Linguica. It’s part of the culinary fabric of California’s great Central Valley, available at every greasy spoon from Redding to Bakersfield, served at breakfast, lunch and dinner. You can thank the Azoreans for this one.
I’ve heard tell that there are more Azoreans in California than there are in the Azores, which, if you are not familiar, are a small chain of islands off the coast of Portugal. You can see their names everywhere around here: Silva, Lopes, Mendes, Machado, Costa, Cardoza. Linguica eaters, all.
What is this strange sausage of which I speak? Linguica (Ling-GWEE-zuh) is a pork sausage heavily spiced with paprika, chiles and garlic. There are all sorts of variations, but linguica is normally a coarse, country sausage, and it is often smoked. I’ve eaten linguica all over the country, but the best have been in Gloucester, Massachusetts (where my mother and sister live), and here in the Valley.
A really good linguica, to my mind, is a cudgel of a sausage. Smoky, garlicky and rich with pork fat and red peppers, it is spectacular served with grilled onions on a hoagie roll. A man’s sandwich.
The Portuguese put linguica in almost everything, but in addition to sandwiches, I love it in soups with Portuguese cabbage (which is a lot like our collard greens) and potatoes. My friend David Leite has several good recipes using linguica in his cookbook The New Portuguese Table.
I made my version with wild pig. Of course if you can’t get wild boar, you can use pork. But use good-quality pork from a good butcher or a farmer’s market. I suppose you could also use bear, too, if you have that lying around.
If you’ve never made sausage before, start by reading the sausage-making primer I wrote on my friend Elise’s site Simply Recipes.
- 3 1/2 pounds pork shoulder or wild boar meat
- 1 1/2 pounds pork fat
- 34 grams kosher salt
- 6 grams Instacure No. 1 (optional)
- 1 tablespoon dextrose or white sugar
- 10 garlic cloves, minced
- 1 tablespoon sweet paprika
- 1 teaspoon hot paprika or cayenne
- 1 teaspoon smoked paprika (optional)
- 1 tablespoon dried oregano
- 1 tablespoon crushed black pepper
- 1/2 cup dry milk (optional - it helps the sausage retain moisture while smoking)
- 3/4 cup red wine, preferably a Portuguese wine
- Hog casings
- Chill the meat and fat until they're almost frozen by putting it in the freezer for an hour or so.
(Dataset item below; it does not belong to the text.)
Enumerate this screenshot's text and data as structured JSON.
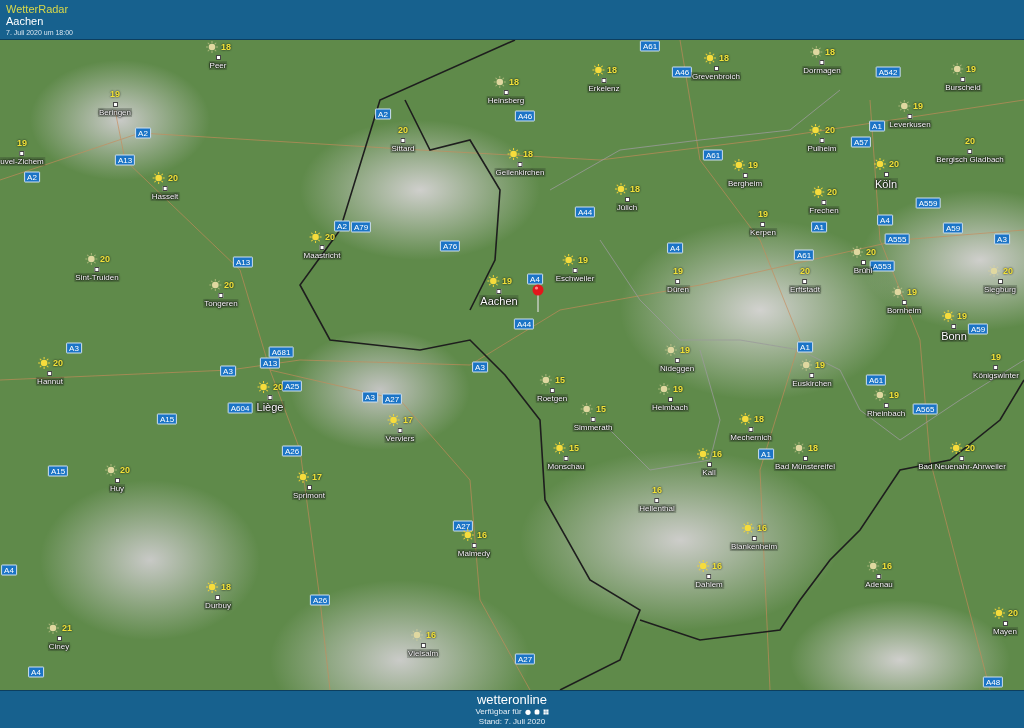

- Take out some hog casings -- you'll need about 3 to 4 standard lengths, about 15 feet -- and set in a bowl of very warm water.
- Chop meat and fat into chunks that will fit into your grinder. Combine the salt, instacure (if using), sugar, garlic, dry milk and the rest of the spices and mix it into the meat and fat with your hands. Let this rest in the fridge for about an hour. (Optional expert step: Mix the chunks of meat and fat with the salt and curing salt overnight before proceeding. Doing this will give you a better bind on the sausage.)
- Grind through your meat grinder using the coarse die, about 6.5 mm or so. If your room is warmer than 69°F, set the bowl for the ground meat into another bowl of ice to keep it cold. Put the mixture back in the freezer while you clean up.
- Add the wine to the meat mix, then mix thoroughly either using a Kitchenaid on low for 60-90 seconds or with your (very clean) hands. This is important to get the sausage to bind properly. Once it is mixed well, put it back in the fridge while you clean up again.
- Stuff the sausage into the casings. Do whole coils before making links. Twist off links by pinching the sausage down and twisting it, first in one direction, and then with the next link, the other direction. Or you could tie them off with butcher’s string.
- Hang the sausages in a cool place. If it is warm out or if you are smoking your links, hang for one hour. If you have a place where the temperature will not go higher than 38°F, you can hang them as long as overnight.
- If you are smoking your sausages, get your smoker going while the sausages hang. Smoke the links for at least 3 hours, and as many as 12. I prefer a lighter smoke, so you can still taste the pork and spices. I prefer oak, but hickory, maple, pecan or a fruit wood would also work.
- Once the sausages have dried and/or smoked, put them the fridge until needed. If you are freezing the sausages, wait a day before doing so. This will tighten up the sausages and help them keep their shape in the deep-freeze.